»»
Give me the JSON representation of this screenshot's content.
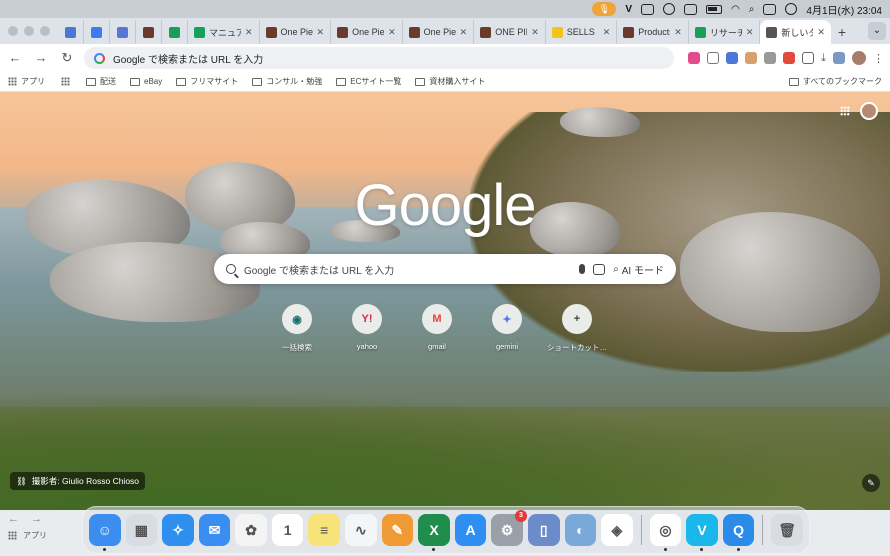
{
  "menubar": {
    "date_time": "4月1日(水) 23:04"
  },
  "tabs": [
    {
      "title": "",
      "fav_color": "#4a78d6",
      "small": true
    },
    {
      "title": "",
      "fav_color": "#3e7bf2",
      "small": true
    },
    {
      "title": "",
      "fav_color": "#5876d8",
      "small": true
    },
    {
      "title": "",
      "fav_color": "#6a3a2a",
      "small": true
    },
    {
      "title": "",
      "fav_color": "#18a05a",
      "small": true
    },
    {
      "title": "マニュアル",
      "fav_color": "#18a05a"
    },
    {
      "title": "One Piece",
      "fav_color": "#6a3a2a"
    },
    {
      "title": "One Piece",
      "fav_color": "#6a3a2a"
    },
    {
      "title": "One Piece",
      "fav_color": "#6a3a2a"
    },
    {
      "title": "ONE PIECE",
      "fav_color": "#6a3a2a"
    },
    {
      "title": "SELLS",
      "fav_color": "#f0c419"
    },
    {
      "title": "Products",
      "fav_color": "#6a3a2a"
    },
    {
      "title": "リサーチ",
      "fav_color": "#18a05a"
    },
    {
      "title": "新しいタブ",
      "fav_color": "#555",
      "active": true
    }
  ],
  "toolbar": {
    "omnibox_placeholder": "Google で検索または URL を入力"
  },
  "bookmarks": {
    "apps": "アプリ",
    "items": [
      "配送",
      "eBay",
      "フリマサイト",
      "コンサル・勉強",
      "ECサイト一覧",
      "資材購入サイト"
    ],
    "all": "すべてのブックマーク"
  },
  "ntp": {
    "logo": "Google",
    "search_placeholder": "Google で検索または URL を入力",
    "ai_mode": "AI モード",
    "shortcuts": [
      {
        "label": "一括検索",
        "icon": "◉",
        "color": "#1b6e6a"
      },
      {
        "label": "yahoo",
        "icon": "Y!",
        "color": "#e0245e"
      },
      {
        "label": "gmail",
        "icon": "M",
        "color": "#ea4335"
      },
      {
        "label": "gemini",
        "icon": "✦",
        "color": "#4c7cf0"
      },
      {
        "label": "ショートカット…",
        "icon": "+",
        "color": "#444"
      }
    ],
    "credit": "撮影者: Giulio Rosso Chioso"
  },
  "bg_window": {
    "apps_label": "アプリ"
  },
  "dock": [
    {
      "name": "finder",
      "color": "#3b8ef0",
      "glyph": "☺",
      "running": true
    },
    {
      "name": "launchpad",
      "color": "#d8dde4",
      "glyph": "▦"
    },
    {
      "name": "safari",
      "color": "#2f8fef",
      "glyph": "✧"
    },
    {
      "name": "mail",
      "color": "#3a8ef2",
      "glyph": "✉"
    },
    {
      "name": "photos",
      "color": "#f4f4f4",
      "glyph": "✿"
    },
    {
      "name": "calendar",
      "color": "#ffffff",
      "glyph": "1"
    },
    {
      "name": "notes",
      "color": "#f8e27a",
      "glyph": "≡"
    },
    {
      "name": "freeform",
      "color": "#f3f5f7",
      "glyph": "∿"
    },
    {
      "name": "pages",
      "color": "#f09a35",
      "glyph": "✎"
    },
    {
      "name": "excel",
      "color": "#1f8d4c",
      "glyph": "X",
      "running": true
    },
    {
      "name": "app-store",
      "color": "#2e8ef2",
      "glyph": "A"
    },
    {
      "name": "system-settings",
      "color": "#9aa0a8",
      "glyph": "⚙",
      "badge": "3"
    },
    {
      "name": "simulator",
      "color": "#6b8cc8",
      "glyph": "▯"
    },
    {
      "name": "preview",
      "color": "#7aa8d8",
      "glyph": "◐"
    },
    {
      "name": "canva",
      "color": "#ffffff",
      "glyph": "◈"
    },
    {
      "name": "chrome",
      "color": "#ffffff",
      "glyph": "◎",
      "running": true
    },
    {
      "name": "vimeo",
      "color": "#1ab7ea",
      "glyph": "V",
      "running": true
    },
    {
      "name": "quickq",
      "color": "#2b8be8",
      "glyph": "Q",
      "running": true
    },
    {
      "name": "trash",
      "color": "#d9dde2",
      "glyph": "🗑"
    }
  ]
}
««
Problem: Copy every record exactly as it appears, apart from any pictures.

Output of the task:
Give me the JSON representation of this screenshot's content.
{
  "menubar": {
    "date_time": "4月1日(水) 23:04"
  },
  "tabs": [
    {
      "title": "",
      "fav_color": "#4a78d6",
      "small": true
    },
    {
      "title": "",
      "fav_color": "#3e7bf2",
      "small": true
    },
    {
      "title": "",
      "fav_color": "#5876d8",
      "small": true
    },
    {
      "title": "",
      "fav_color": "#6a3a2a",
      "small": true
    },
    {
      "title": "",
      "fav_color": "#18a05a",
      "small": true
    },
    {
      "title": "マニュアル",
      "fav_color": "#18a05a"
    },
    {
      "title": "One Piece",
      "fav_color": "#6a3a2a"
    },
    {
      "title": "One Piece",
      "fav_color": "#6a3a2a"
    },
    {
      "title": "One Piece",
      "fav_color": "#6a3a2a"
    },
    {
      "title": "ONE PIECE",
      "fav_color": "#6a3a2a"
    },
    {
      "title": "SELLS",
      "fav_color": "#f0c419"
    },
    {
      "title": "Products",
      "fav_color": "#6a3a2a"
    },
    {
      "title": "リサーチ",
      "fav_color": "#18a05a"
    },
    {
      "title": "新しいタブ",
      "fav_color": "#555",
      "active": true
    }
  ],
  "toolbar": {
    "omnibox_placeholder": "Google で検索または URL を入力"
  },
  "bookmarks": {
    "apps": "アプリ",
    "items": [
      "配送",
      "eBay",
      "フリマサイト",
      "コンサル・勉強",
      "ECサイト一覧",
      "資材購入サイト"
    ],
    "all": "すべてのブックマーク"
  },
  "ntp": {
    "logo": "Google",
    "search_placeholder": "Google で検索または URL を入力",
    "ai_mode": "AI モード",
    "shortcuts": [
      {
        "label": "一括検索",
        "icon": "◉",
        "color": "#1b6e6a"
      },
      {
        "label": "yahoo",
        "icon": "Y!",
        "color": "#e0245e"
      },
      {
        "label": "gmail",
        "icon": "M",
        "color": "#ea4335"
      },
      {
        "label": "gemini",
        "icon": "✦",
        "color": "#4c7cf0"
      },
      {
        "label": "ショートカット…",
        "icon": "+",
        "color": "#444"
      }
    ],
    "credit": "撮影者: Giulio Rosso Chioso"
  },
  "bg_window": {
    "apps_label": "アプリ"
  },
  "dock": [
    {
      "name": "finder",
      "color": "#3b8ef0",
      "glyph": "☺",
      "running": true
    },
    {
      "name": "launchpad",
      "color": "#d8dde4",
      "glyph": "▦"
    },
    {
      "name": "safari",
      "color": "#2f8fef",
      "glyph": "✧"
    },
    {
      "name": "mail",
      "color": "#3a8ef2",
      "glyph": "✉"
    },
    {
      "name": "photos",
      "color": "#f4f4f4",
      "glyph": "✿"
    },
    {
      "name": "calendar",
      "color": "#ffffff",
      "glyph": "1"
    },
    {
      "name": "notes",
      "color": "#f8e27a",
      "glyph": "≡"
    },
    {
      "name": "freeform",
      "color": "#f3f5f7",
      "glyph": "∿"
    },
    {
      "name": "pages",
      "color": "#f09a35",
      "glyph": "✎"
    },
    {
      "name": "excel",
      "color": "#1f8d4c",
      "glyph": "X",
      "running": true
    },
    {
      "name": "app-store",
      "color": "#2e8ef2",
      "glyph": "A"
    },
    {
      "name": "system-settings",
      "color": "#9aa0a8",
      "glyph": "⚙",
      "badge": "3"
    },
    {
      "name": "simulator",
      "color": "#6b8cc8",
      "glyph": "▯"
    },
    {
      "name": "preview",
      "color": "#7aa8d8",
      "glyph": "◐"
    },
    {
      "name": "canva",
      "color": "#ffffff",
      "glyph": "◈"
    },
    {
      "name": "chrome",
      "color": "#ffffff",
      "glyph": "◎",
      "running": true
    },
    {
      "name": "vimeo",
      "color": "#1ab7ea",
      "glyph": "V",
      "running": true
    },
    {
      "name": "quickq",
      "color": "#2b8be8",
      "glyph": "Q",
      "running": true
    },
    {
      "name": "trash",
      "color": "#d9dde2",
      "glyph": "🗑"
    }
  ]
}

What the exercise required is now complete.